A former Chicago-based partner at a global consulting firm was sentenced Wednesday to two years in federal prison after he and a client schemed to bilk their companies out of hundreds of thousands of dollars in consulting work they never performed.
Navdeep Arora, a former partner in McKinsey & Company’s Chicago office, plotted with Matthew Sorensen, a former internal consultant for State Farm, to defraud both companies out of consulting fees, according to the U.S. Attorney’s Office for the Northern District of Illinois.
As part of the scheme, which started in 2007, Arora fraudulently took money from McKinsey, State Farm and other clients in the form of work-related travel reimbursements for expenses that were actually run up during personal trips, prosecutors said. Among the trips, Arora and Sorensen traveled to Napa, California and New York City and expensed their flights, hotels, meals, car services and other items to State Farm as business expenses.
Arora and Sorensen had a longstanding business relationship based on Arora’s work overseeing the consulting services his firm provided to State Farm, prosecutors said. In his role, Sorensen provided input and recommendations about whether State Farm should hire outside consultants for company projects and who to retain.
The men used two separate corporate entities to defraud their employers out of the bogus fees, prosecutors said. Sorensen billed McKinsey for the purported work, while Arora allocated the fees to the State Farm projects he was assigned. As a result, McKinsey and State Farm paid $38,265 for consulting services purportedly performed by one of the corporations, and $452,710 in fees billed by the other.
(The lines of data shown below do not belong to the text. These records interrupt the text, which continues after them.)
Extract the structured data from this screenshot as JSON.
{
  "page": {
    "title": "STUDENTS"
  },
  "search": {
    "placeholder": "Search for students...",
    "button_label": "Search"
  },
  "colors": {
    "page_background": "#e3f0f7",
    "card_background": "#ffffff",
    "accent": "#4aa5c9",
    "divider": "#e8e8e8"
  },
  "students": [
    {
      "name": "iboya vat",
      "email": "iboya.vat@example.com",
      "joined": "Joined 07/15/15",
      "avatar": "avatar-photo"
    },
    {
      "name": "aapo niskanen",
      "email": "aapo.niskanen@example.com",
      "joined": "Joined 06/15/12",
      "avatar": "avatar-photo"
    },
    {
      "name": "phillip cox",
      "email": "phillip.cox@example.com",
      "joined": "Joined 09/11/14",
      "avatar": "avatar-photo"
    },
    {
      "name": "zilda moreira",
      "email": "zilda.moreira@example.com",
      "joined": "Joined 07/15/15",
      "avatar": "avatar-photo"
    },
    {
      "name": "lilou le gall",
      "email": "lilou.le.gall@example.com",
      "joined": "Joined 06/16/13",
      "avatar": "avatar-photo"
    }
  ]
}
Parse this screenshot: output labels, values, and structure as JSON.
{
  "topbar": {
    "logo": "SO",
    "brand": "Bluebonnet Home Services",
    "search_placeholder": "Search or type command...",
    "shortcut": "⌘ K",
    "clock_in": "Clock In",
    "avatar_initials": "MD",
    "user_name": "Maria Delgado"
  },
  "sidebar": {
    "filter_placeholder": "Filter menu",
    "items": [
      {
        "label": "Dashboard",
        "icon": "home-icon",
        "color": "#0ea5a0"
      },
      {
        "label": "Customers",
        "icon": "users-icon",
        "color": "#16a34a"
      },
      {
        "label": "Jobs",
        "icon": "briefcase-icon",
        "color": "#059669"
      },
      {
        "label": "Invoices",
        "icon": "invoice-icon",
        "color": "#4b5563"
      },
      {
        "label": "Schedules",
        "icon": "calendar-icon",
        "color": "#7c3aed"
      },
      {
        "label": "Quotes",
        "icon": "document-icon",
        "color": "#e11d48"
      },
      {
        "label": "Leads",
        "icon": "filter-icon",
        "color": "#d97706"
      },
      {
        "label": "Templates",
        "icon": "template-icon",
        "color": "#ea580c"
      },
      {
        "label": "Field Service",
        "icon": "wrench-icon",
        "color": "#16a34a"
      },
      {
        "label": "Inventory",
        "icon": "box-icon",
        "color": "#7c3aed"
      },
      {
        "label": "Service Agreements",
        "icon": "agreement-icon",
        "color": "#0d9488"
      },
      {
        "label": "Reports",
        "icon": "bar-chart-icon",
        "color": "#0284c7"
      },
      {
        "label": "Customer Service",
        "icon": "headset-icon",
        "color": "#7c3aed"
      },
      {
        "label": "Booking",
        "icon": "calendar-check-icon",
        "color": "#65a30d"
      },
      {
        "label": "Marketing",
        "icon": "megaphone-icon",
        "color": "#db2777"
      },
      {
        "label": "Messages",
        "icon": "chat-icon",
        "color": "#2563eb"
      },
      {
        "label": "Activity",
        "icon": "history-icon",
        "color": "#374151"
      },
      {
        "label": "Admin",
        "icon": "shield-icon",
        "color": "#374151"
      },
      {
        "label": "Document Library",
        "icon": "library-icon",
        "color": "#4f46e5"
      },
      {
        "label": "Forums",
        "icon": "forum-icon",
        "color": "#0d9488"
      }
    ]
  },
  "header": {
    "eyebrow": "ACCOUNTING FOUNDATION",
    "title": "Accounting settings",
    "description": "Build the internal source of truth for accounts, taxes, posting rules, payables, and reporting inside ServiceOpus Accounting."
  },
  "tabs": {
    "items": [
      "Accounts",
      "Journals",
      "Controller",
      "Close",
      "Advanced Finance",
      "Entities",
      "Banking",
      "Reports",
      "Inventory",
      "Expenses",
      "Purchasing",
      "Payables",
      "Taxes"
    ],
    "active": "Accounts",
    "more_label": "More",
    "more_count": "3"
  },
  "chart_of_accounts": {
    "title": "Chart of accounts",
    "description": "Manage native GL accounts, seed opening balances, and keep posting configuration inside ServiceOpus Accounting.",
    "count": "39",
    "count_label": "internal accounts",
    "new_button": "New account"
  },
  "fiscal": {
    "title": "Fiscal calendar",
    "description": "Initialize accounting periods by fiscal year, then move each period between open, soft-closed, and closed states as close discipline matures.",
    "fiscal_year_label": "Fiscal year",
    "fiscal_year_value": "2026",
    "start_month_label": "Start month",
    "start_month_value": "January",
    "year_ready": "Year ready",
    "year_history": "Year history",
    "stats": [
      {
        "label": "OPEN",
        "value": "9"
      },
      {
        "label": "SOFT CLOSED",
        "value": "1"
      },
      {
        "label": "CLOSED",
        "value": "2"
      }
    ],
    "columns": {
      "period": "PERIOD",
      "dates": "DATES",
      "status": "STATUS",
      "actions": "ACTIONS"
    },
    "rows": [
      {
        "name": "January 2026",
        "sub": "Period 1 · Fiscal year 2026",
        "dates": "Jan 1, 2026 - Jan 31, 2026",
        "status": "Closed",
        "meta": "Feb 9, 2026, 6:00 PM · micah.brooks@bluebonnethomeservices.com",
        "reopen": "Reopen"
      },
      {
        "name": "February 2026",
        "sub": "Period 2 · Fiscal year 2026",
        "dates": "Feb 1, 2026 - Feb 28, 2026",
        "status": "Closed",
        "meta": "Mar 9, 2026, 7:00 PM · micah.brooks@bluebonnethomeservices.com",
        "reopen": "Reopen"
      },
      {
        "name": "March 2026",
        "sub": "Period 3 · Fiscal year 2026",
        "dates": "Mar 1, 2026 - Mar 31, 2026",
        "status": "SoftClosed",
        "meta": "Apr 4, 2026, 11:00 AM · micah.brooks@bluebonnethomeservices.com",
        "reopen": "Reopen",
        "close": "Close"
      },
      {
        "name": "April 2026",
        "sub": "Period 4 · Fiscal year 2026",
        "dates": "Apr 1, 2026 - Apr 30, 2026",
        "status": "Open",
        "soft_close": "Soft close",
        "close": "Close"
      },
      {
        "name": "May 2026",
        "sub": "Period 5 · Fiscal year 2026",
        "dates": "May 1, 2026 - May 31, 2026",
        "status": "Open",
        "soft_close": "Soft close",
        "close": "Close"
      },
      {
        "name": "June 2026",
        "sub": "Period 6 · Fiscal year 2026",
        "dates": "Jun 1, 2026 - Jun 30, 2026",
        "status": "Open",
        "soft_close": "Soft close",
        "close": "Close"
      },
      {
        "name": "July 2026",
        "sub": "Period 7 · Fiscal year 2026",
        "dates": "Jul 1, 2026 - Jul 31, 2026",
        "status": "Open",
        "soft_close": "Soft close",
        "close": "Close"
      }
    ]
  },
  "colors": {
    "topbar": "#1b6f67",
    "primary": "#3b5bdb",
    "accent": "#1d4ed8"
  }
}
Sorensen, the former chairman of the McLean County Board, pocketed a large portion of the money, while Arora received a substantial salary and benefits from McKinsey for maintaining the company’s business relationship with State Farm, prosecutors said.
Arora, 53 of London, was arrested in 2016 at JFK International Airport in New York after arriving on an overseas flight, prosecutors said. He later pleaded guilty to a single count of wire fraud before being sentenced Wednesday to two years in prison.
Sorensen, of Bloomington, also pleaded guilty to wire fraud, prosecutors said. He was sentenced to over a year in prison in September 2017.